[Entries from a dataset of interfaces]
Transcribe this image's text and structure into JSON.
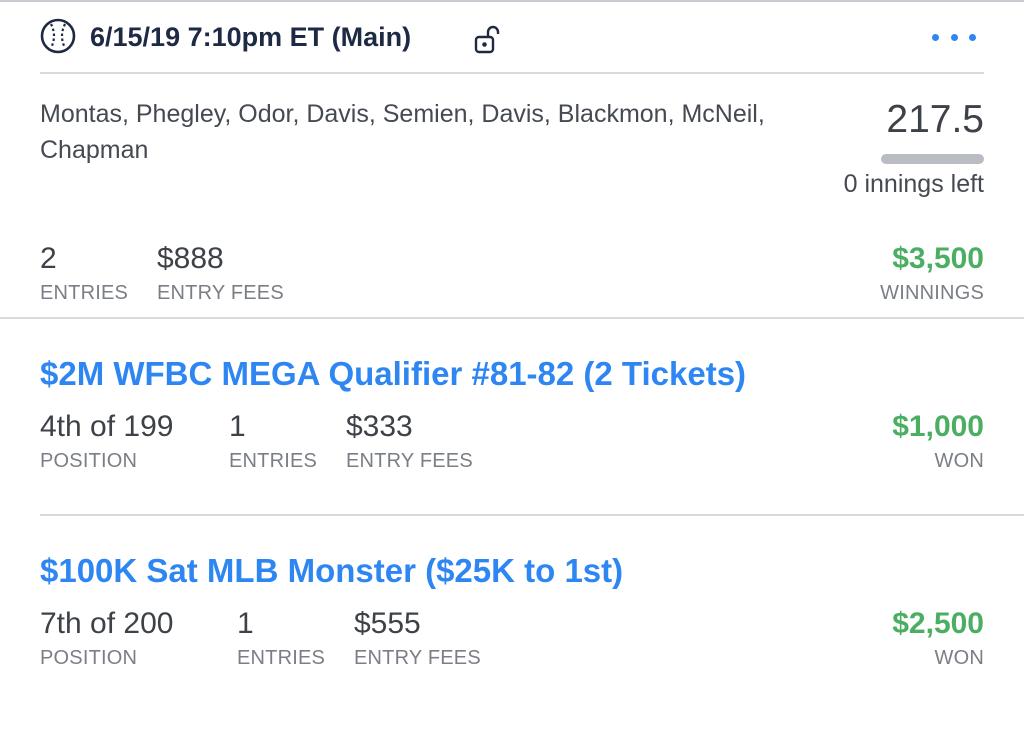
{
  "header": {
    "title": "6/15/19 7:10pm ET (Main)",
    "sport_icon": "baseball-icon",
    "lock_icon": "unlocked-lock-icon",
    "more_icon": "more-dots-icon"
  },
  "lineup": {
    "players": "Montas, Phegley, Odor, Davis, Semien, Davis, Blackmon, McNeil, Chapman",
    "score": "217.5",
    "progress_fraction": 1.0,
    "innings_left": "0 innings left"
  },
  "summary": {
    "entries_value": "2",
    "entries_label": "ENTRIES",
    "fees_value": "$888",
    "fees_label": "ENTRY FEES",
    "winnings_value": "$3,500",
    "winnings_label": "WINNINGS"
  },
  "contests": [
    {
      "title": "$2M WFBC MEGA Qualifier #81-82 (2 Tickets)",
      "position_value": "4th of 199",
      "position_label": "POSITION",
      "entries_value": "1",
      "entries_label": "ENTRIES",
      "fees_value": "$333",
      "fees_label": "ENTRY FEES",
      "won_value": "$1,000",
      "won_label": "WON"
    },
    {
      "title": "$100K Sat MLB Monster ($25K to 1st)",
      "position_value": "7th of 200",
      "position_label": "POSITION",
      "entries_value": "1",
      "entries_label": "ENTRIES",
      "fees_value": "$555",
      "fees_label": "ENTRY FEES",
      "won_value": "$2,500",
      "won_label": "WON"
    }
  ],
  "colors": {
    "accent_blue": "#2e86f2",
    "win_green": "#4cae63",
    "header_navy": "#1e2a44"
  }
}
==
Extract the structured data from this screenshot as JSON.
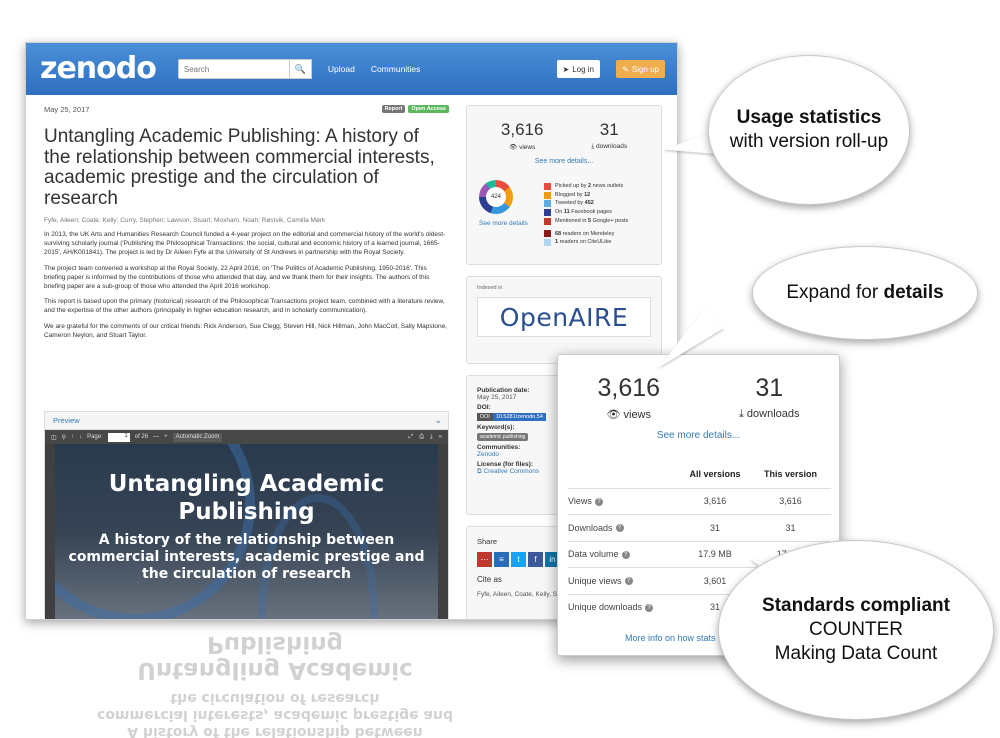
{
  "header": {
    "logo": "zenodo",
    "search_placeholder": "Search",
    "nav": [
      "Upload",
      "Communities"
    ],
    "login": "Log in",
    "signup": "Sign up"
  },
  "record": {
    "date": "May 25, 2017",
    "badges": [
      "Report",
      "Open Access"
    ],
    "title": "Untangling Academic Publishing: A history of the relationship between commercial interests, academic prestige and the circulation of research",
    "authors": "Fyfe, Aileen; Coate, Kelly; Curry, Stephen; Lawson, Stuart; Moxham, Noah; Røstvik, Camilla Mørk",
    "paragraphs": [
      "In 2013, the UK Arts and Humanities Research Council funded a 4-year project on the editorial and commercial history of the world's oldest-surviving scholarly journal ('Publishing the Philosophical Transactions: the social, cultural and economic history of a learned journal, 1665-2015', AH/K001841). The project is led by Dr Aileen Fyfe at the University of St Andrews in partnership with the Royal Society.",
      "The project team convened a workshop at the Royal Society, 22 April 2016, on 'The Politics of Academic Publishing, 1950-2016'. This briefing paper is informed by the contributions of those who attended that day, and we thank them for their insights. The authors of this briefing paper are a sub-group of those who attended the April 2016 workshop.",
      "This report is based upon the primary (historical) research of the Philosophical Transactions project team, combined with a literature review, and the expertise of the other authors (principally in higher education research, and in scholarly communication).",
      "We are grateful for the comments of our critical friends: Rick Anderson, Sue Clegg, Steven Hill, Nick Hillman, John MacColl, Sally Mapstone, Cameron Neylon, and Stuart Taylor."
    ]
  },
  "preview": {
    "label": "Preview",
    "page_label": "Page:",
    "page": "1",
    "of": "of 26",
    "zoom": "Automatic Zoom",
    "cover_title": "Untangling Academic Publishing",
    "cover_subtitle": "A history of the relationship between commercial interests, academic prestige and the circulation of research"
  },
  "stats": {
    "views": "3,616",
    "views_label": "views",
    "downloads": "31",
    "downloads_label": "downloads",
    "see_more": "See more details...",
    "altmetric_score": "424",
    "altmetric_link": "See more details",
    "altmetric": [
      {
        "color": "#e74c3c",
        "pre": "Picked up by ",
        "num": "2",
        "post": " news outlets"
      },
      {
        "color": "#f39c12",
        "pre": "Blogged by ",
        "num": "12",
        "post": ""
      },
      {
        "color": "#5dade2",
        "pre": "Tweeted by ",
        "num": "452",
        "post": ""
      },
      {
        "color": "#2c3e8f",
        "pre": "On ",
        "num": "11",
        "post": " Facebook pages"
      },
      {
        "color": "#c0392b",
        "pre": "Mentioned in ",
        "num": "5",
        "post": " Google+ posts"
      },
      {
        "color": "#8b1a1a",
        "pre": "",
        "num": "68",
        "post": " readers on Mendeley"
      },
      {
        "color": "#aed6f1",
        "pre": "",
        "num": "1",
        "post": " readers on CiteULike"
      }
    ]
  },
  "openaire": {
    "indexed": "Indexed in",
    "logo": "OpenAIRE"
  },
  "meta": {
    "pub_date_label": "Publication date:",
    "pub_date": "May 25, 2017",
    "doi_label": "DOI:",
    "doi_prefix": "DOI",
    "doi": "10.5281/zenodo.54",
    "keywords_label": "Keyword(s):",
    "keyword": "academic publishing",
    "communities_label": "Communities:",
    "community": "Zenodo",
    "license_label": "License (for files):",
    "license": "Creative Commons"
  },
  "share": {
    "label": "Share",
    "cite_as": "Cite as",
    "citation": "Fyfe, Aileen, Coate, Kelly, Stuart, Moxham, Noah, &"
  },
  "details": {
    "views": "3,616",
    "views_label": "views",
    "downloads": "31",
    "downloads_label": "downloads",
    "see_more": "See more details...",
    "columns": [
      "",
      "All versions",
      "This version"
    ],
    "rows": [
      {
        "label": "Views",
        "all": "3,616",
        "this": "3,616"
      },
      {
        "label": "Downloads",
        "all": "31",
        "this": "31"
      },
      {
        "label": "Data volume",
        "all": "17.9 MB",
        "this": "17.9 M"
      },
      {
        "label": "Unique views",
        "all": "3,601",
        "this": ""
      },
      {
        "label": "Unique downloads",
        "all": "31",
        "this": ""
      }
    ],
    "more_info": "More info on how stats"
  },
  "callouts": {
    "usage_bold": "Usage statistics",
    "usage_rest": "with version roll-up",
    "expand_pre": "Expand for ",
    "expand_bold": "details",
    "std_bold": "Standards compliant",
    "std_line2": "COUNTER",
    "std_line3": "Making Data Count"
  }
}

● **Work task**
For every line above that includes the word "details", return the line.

● **Result of this exercise**
    "see_more": "See more details...",
    "altmetric_link": "See more details",
  "details": {
    "see_more": "See more details...",
    "expand_bold": "details",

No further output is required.